Normal Function of Immune System Response to B. burgdorferi
The B. burgdorferi genome does not encode any recognizable toxin and instead causes infection by migrating through tissues, adhesion to host cells, and evasion of the immune response. Therefore, what actually causes the symptoms of Lyme disease such as erythema migrans, arthritis and neurology and cardiac problems, is the inflammatory response of the human innate immune system and the inability of both innate and adaptive immune responses to dispose of the bacteria.
Most often the body is capable of fighting off Lyme disease, especially with the help of antibiotic treatment. Generally, the body acts just as it normally would during a bacterial infection. In most patients, immune cells first encounter B. burgdorferi at the site of the tick bite. Complement-mediated lysis is possibly the first line of defense. The complement system works by expressing low levels of C3 is spontaneously hydrolyzed to C3a and C3b. Cb binds to certain surface motifs found on the surface of most cells. C3b then binds with Factor B and becomes C3bBb, which then binds to Factor P, which stabilizes C3bBb to C3 convertase and allows for the pathogen to be engulfed by macrophages. Host cells are able to protect themselves from opsonization because they contain membrane proteins, such as Factor H, which binds C3bBb, displaces it from the cell surface and allows it to be cleaved and inactivated by Factor I. B. burgdorferi has a way to get around this (Janeway 2000).

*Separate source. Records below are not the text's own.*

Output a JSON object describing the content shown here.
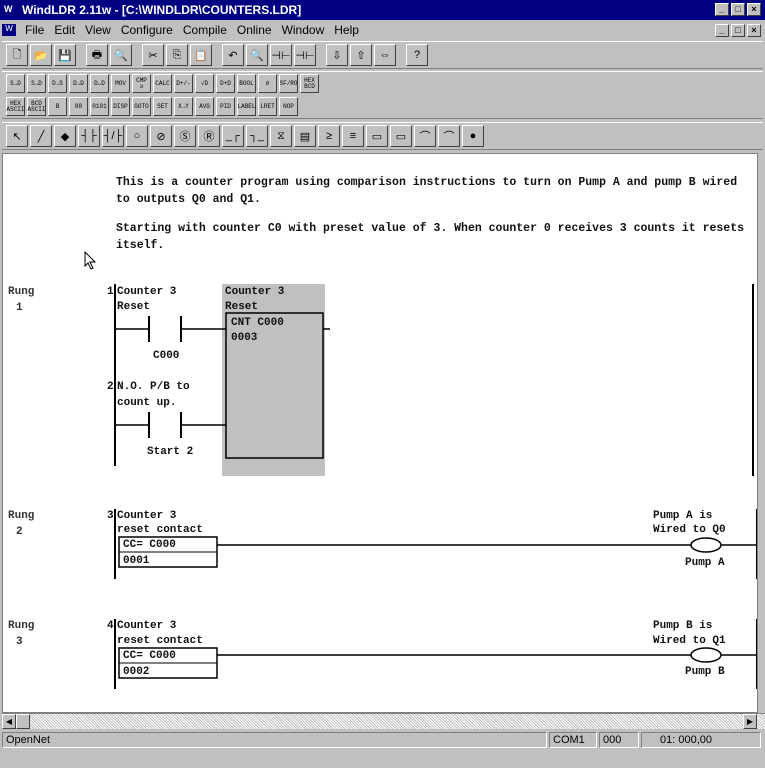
{
  "window": {
    "title": "WindLDR 2.11w - [C:\\WINDLDR\\COUNTERS.LDR]",
    "app_icon": "W"
  },
  "menu": [
    "File",
    "Edit",
    "View",
    "Configure",
    "Compile",
    "Online",
    "Window",
    "Help"
  ],
  "toolbar1": [
    "new",
    "open",
    "save",
    "print",
    "print-preview",
    "cut",
    "copy",
    "paste",
    "undo",
    "find",
    "monitor",
    "download",
    "upload",
    "compare",
    "help"
  ],
  "toolbar2_row1": [
    "S→D",
    "S→D",
    "D→S",
    "D→D",
    "D↔D",
    "MOV",
    "CMP ≥",
    "CALC",
    "D+/-",
    "√D",
    "D+D",
    "BOOL",
    "∅",
    "SF/RO",
    "HEX BCD"
  ],
  "toolbar2_row2": [
    "HEX ASCII",
    "BCD ASCII",
    "B",
    "88",
    "0101",
    "DISP",
    "GOTO",
    "SET",
    "X→Y",
    "AVG",
    "PID",
    "LABEL",
    "LRET",
    "NOP"
  ],
  "toolbar3": [
    "select",
    "line",
    "erase",
    "NO",
    "NC",
    "coil",
    "inv-coil",
    "set",
    "reset",
    "SOTU",
    "SOTD",
    "TIM",
    "CNT",
    "CMP",
    "SFR",
    "MCS",
    "MCR",
    "JMP",
    "JEND",
    "END"
  ],
  "program": {
    "comment1": "This is a counter program using comparison instructions to turn on Pump A and pump B wired to outputs Q0 and Q1.",
    "comment2": "Starting with counter C0 with preset value of 3. When counter 0  receives 3 counts it resets itself.",
    "rungs": [
      {
        "label": "Rung",
        "number": "1",
        "inputs": [
          {
            "index": "1",
            "line1": "Counter 3",
            "line2": "Reset",
            "operand": "C000"
          },
          {
            "index": "2",
            "line1": "N.O. P/B to",
            "line2": "count up.",
            "operand": "Start 2"
          }
        ],
        "block": {
          "line1": "Counter 3",
          "line2": "Reset",
          "instr": "CNT C000",
          "preset": "0003"
        }
      },
      {
        "label": "Rung",
        "number": "2",
        "input": {
          "index": "3",
          "line1": "Counter 3",
          "line2": "reset contact",
          "compare": "CC= C000",
          "value": "0001"
        },
        "output": {
          "line1": "Pump A is",
          "line2": "Wired to Q0",
          "name": "Pump A"
        }
      },
      {
        "label": "Rung",
        "number": "3",
        "input": {
          "index": "4",
          "line1": "Counter 3",
          "line2": "reset contact",
          "compare": "CC= C000",
          "value": "0002"
        },
        "output": {
          "line1": "Pump B is",
          "line2": "Wired to Q1",
          "name": "Pump B"
        }
      }
    ]
  },
  "status": {
    "connection": "OpenNet",
    "port": "COM1",
    "station": "000",
    "position": "01: 000,00"
  }
}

As part of the innate immune response, macrophages engulf and kill spirochetes by degrading them in intracellular compartments. Spirochetal lipoproteins and other spirochetal signals activate macrophages, leading to the production of a strong inflammatory response. Inflammatory cells within the erythema migran lesion produce primarily proinflammatory cytokines, including TNF-alpha and IFN-gamma. TNF-alpha is involved in inflammation and regulation of immune cells. IFN-gamma is a cytokine that is critical for innate and adaptive immunity against pathogens. It is a macrophage activator and is produced by CD4 and CD8 cytotoxic T lymphocyte effector T cells once antigen-specific immunity develops. Spirochetal lipoproteins also stimulate adaptive T cell-independent B cell responses (Steere et al. 2004)

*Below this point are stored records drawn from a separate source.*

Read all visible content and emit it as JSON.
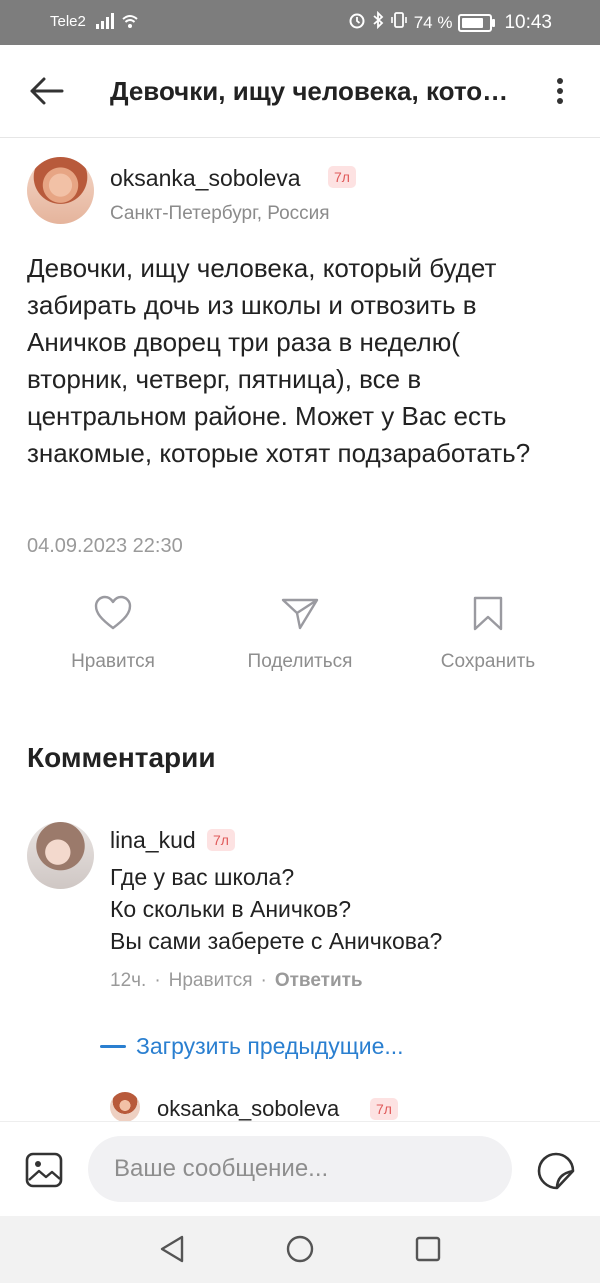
{
  "status_bar": {
    "carrier": "Tele2",
    "battery": "74 %",
    "time": "10:43"
  },
  "header": {
    "title": "Девочки, ищу человека, который будет забирать дочь из школы и отвозить в Аничков дворец три раза в неделю( вторник, четверг, пятница), все в центральном районе. Может у Вас есть знакомые, которые хотят подзаработать?"
  },
  "post": {
    "author": "oksanka_soboleva",
    "badge": "7л",
    "location": "Санкт-Петербург, Россия",
    "text": "Девочки, ищу человека, который будет забирать дочь из школы и отвозить в Аничков дворец три раза в неделю( вторник, четверг, пятница), все в центральном районе. Может у Вас есть знакомые, которые хотят подзаработать?",
    "date": "04.09.2023 22:30"
  },
  "actions": {
    "like": "Нравится",
    "share": "Поделиться",
    "save": "Сохранить"
  },
  "comments": {
    "title": "Комментарии",
    "items": [
      {
        "author": "lina_kud",
        "badge": "7л",
        "lines": [
          "Где у вас школа?",
          "Ко скольки в Аничков?",
          "Вы сами заберете с Аничкова?"
        ],
        "time": "12ч.",
        "like": "Нравится",
        "reply": "Ответить"
      }
    ],
    "load_previous": "Загрузить предыдущие...",
    "reply_preview": {
      "author": "oksanka_soboleva",
      "badge": "7л"
    }
  },
  "composer": {
    "placeholder": "Ваше сообщение..."
  },
  "icons": {
    "back": "arrow-left-icon",
    "more": "more-vertical-icon",
    "like": "heart-icon",
    "share": "paper-plane-icon",
    "save": "bookmark-icon",
    "attach": "image-icon",
    "sticker": "sticker-icon"
  },
  "colors": {
    "link": "#2a7fd0",
    "badge_bg": "#fde2e2",
    "badge_text": "#e05a5a",
    "status_bar": "#7d7d7d"
  }
}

B. burgdorferi-specific CD4+Th1 cells activate T cell-dependent B cell responses. Within days after the disease onset, most patients have and IgM antibody response to the outer surface protein C of the bacteria or the 41-kDa flagellar protein of the spirochete. This shows that both innate and adaptive cellular elements are active when fighting the infection. If the bacteria are not killed off early enough, it will spread through the body and the immune system continues to actively fight against the disease (Steere et al. 2004).